Slots, Jørgen

Current Opinion in Infectious Diseases: June 2007 - Volume 20 - Issue 3 - p 278–283
doi: 10.1097/QCO.0b013e3280964da0
Pathogenesis and immune response

Purpose of review Periodontitis is an infectious disease, but the specific mechanisms by which tooth-supportive tissues are lost remain obscure. This article proposes an infectious disease model for periodontitis in which herpesviral–bacterial interactions assume a major etiopathogenic role.
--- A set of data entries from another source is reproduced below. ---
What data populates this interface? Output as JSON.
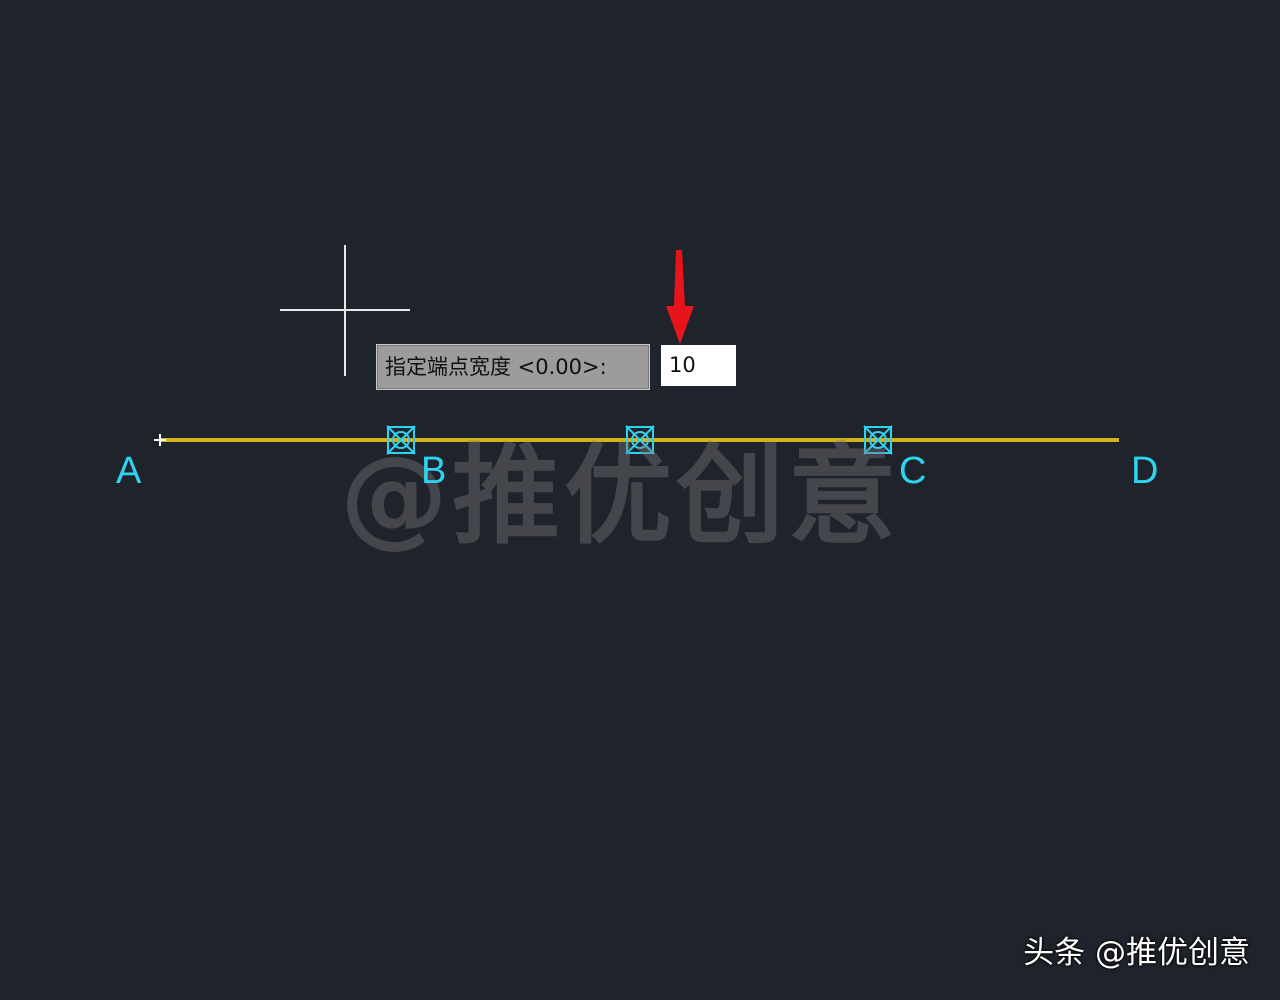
{
  "prompt": {
    "label": "指定端点宽度 <0.00>:",
    "input_value": "10"
  },
  "points": {
    "a": "A",
    "b": "B",
    "c": "C",
    "d": "D"
  },
  "watermark": {
    "center": "@推优创意",
    "corner": "头条 @推优创意"
  },
  "colors": {
    "background": "#1f232c",
    "polyline": "#d4b21b",
    "point_label": "#2ed3f0",
    "grip_marker": "#2ed3f0",
    "crosshair": "#e8e8e8",
    "annotation_arrow": "#e8141c"
  },
  "icons": {
    "cursor": "crosshair-cursor-icon",
    "grip": "node-grip-icon",
    "arrow": "down-arrow-icon"
  }
}
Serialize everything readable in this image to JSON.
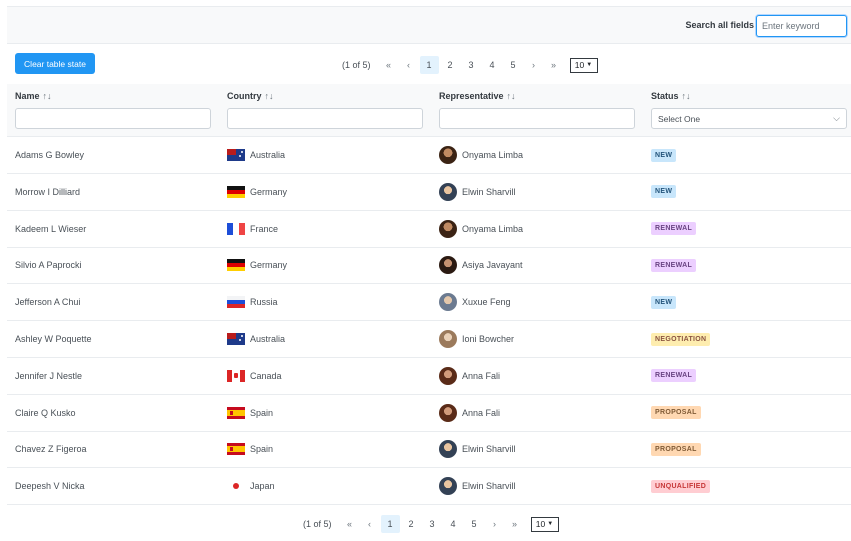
{
  "search": {
    "label": "Search all fields",
    "placeholder": "Enter keyword"
  },
  "toolbar": {
    "clear_label": "Clear table state"
  },
  "paginator": {
    "report": "(1 of 5)",
    "first": "«",
    "prev": "‹",
    "next": "›",
    "last": "»",
    "pages": [
      "1",
      "2",
      "3",
      "4",
      "5"
    ],
    "active_page": "1",
    "rows_per_page": "10"
  },
  "columns": {
    "name": "Name",
    "country": "Country",
    "representative": "Representative",
    "status": "Status",
    "sort_icon": "↑↓"
  },
  "status_filter": {
    "placeholder": "Select One"
  },
  "rows": [
    {
      "name": "Adams G Bowley",
      "country": "Australia",
      "rep": "Onyama Limba",
      "status": "NEW"
    },
    {
      "name": "Morrow I Dilliard",
      "country": "Germany",
      "rep": "Elwin Sharvill",
      "status": "NEW"
    },
    {
      "name": "Kadeem L Wieser",
      "country": "France",
      "rep": "Onyama Limba",
      "status": "RENEWAL"
    },
    {
      "name": "Silvio A Paprocki",
      "country": "Germany",
      "rep": "Asiya Javayant",
      "status": "RENEWAL"
    },
    {
      "name": "Jefferson A Chui",
      "country": "Russia",
      "rep": "Xuxue Feng",
      "status": "NEW"
    },
    {
      "name": "Ashley W Poquette",
      "country": "Australia",
      "rep": "Ioni Bowcher",
      "status": "NEGOTIATION"
    },
    {
      "name": "Jennifer J Nestle",
      "country": "Canada",
      "rep": "Anna Fali",
      "status": "RENEWAL"
    },
    {
      "name": "Claire Q Kusko",
      "country": "Spain",
      "rep": "Anna Fali",
      "status": "PROPOSAL"
    },
    {
      "name": "Chavez Z Figeroa",
      "country": "Spain",
      "rep": "Elwin Sharvill",
      "status": "PROPOSAL"
    },
    {
      "name": "Deepesh V Nicka",
      "country": "Japan",
      "rep": "Elwin Sharvill",
      "status": "UNQUALIFIED"
    }
  ],
  "colors": {
    "primary": "#2196f3",
    "new_bg": "#c8e6fb",
    "renewal_bg": "#eccfff",
    "negotiation_bg": "#feedaf",
    "proposal_bg": "#ffd8b2",
    "unqualified_bg": "#ffcdd2"
  }
}
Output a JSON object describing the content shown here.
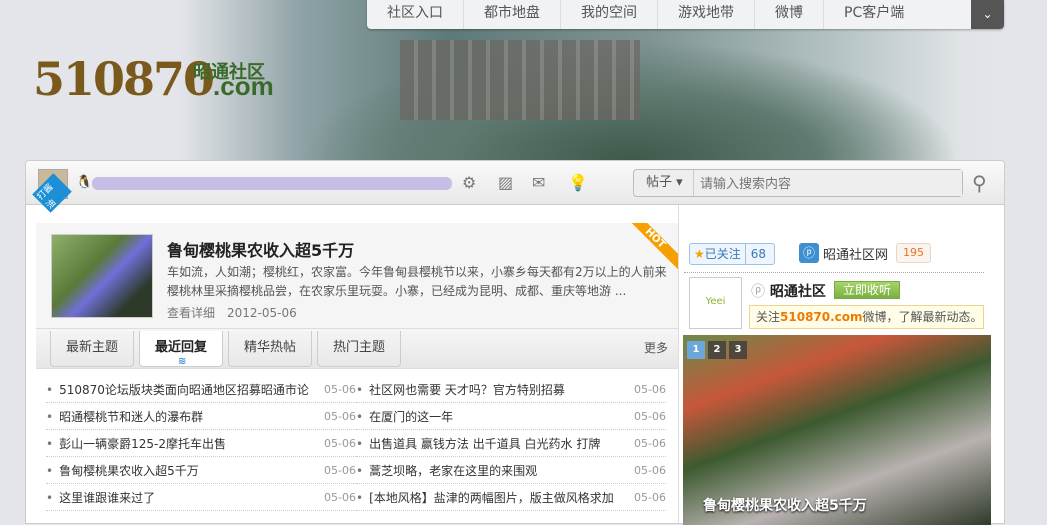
{
  "logo": {
    "number": "510870",
    "domain": ".com",
    "cn": "昭通社区"
  },
  "topnav": [
    "社区入口",
    "都市地盘",
    "我的空间",
    "游戏地带",
    "微博",
    "PC客户端"
  ],
  "toolbar": {
    "avatar_badge": "打酱油",
    "search_type": "帖子",
    "search_placeholder": "请输入搜索内容"
  },
  "featured": {
    "title": "鲁甸樱桃果农收入超5千万",
    "summary": "车如流，人如潮；樱桃红，农家富。今年鲁甸县樱桃节以来，小寨乡每天都有2万以上的人前来樱桃林里采摘樱桃品尝，在农家乐里玩耍。小寨，已经成为昆明、成都、重庆等地游 ...",
    "more": "查看详细",
    "date": "2012-05-06",
    "badge": "HOT"
  },
  "tabs": [
    "最新主题",
    "最近回复",
    "精华热帖",
    "热门主题"
  ],
  "more": "更多",
  "threads_left": [
    {
      "title": "510870论坛版块类面向昭通地区招募昭通市论",
      "date": "05-06"
    },
    {
      "title": "昭通樱桃节和迷人的瀑布群",
      "date": "05-06"
    },
    {
      "title": "彭山一辆豪爵125-2摩托车出售",
      "date": "05-06"
    },
    {
      "title": "鲁甸樱桃果农收入超5千万",
      "date": "05-06"
    },
    {
      "title": "这里谁跟谁来过了",
      "date": "05-06"
    }
  ],
  "threads_right": [
    {
      "title": "社区网也需要 天才吗？官方特别招募",
      "date": "05-06"
    },
    {
      "title": "在厦门的这一年",
      "date": "05-06"
    },
    {
      "title": "出售道具 赢钱方法 出千道具 白光药水 打牌",
      "date": "05-06"
    },
    {
      "title": "蒿芝坝略，老家在这里的来围观",
      "date": "05-06"
    },
    {
      "title": "[本地风格】盐津的两幅图片，版主做风格求加",
      "date": "05-06"
    }
  ],
  "weibo": {
    "followed": "已关注",
    "follow_count": "68",
    "site": "昭通社区网",
    "site_count": "195",
    "logo_text": "Yeei",
    "name": "昭通社区",
    "listen": "立即收听",
    "notice_pre": "关注",
    "notice_link": "510870.com",
    "notice_post": "微博，了解最新动态。"
  },
  "slider": {
    "pages": [
      "1",
      "2",
      "3"
    ],
    "caption": "鲁甸樱桃果农收入超5千万"
  }
}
Recent findings Epstein–Barr virus type 1, cytomegalovirus and other herpesviruses occur at a high frequency in aggressive periodontitis lesions. Also, herpesvirus-infected periodontitis lesions tend to harbor elevated levels of classic periodontopathic bacteria, including Porphyromonas gingivalis, Dialister pneumosintes, Prevotella intermedia, Prevotella nigrescens, Campylobacter rectus, Treponema denticola and Actinobacillus (Aggregatibacter) actinomycetemcomitans.

Summary Conceivably, a herpesvirus active infection in the periodontium impairs local defenses, thereby permitting overgrowth and increased aggressiveness of periodontopathic bacteria. In turn, periodontal pathogenic bacteria may augment the virulence of periodontal herpesviruses. It is suggested that interactions among herpesviruses and specific bacterial species constitute an important pathogenetic feature of periodontitis and maybe also of various non-oral infections.

School of Dentistry, MC 0641, University of Southern California, Los Angeles, California, USA

Correspondence to Jørgen Slots, DDS, DMD, PhD, MS, MBA, School of Dentistry, MC 0641, University of Southern California, Los Angeles, CA 90089-0641, USA Tel: +1 213 740 1091; e-mail:

© 2007 Lippincott Williams & Wilkins, Inc.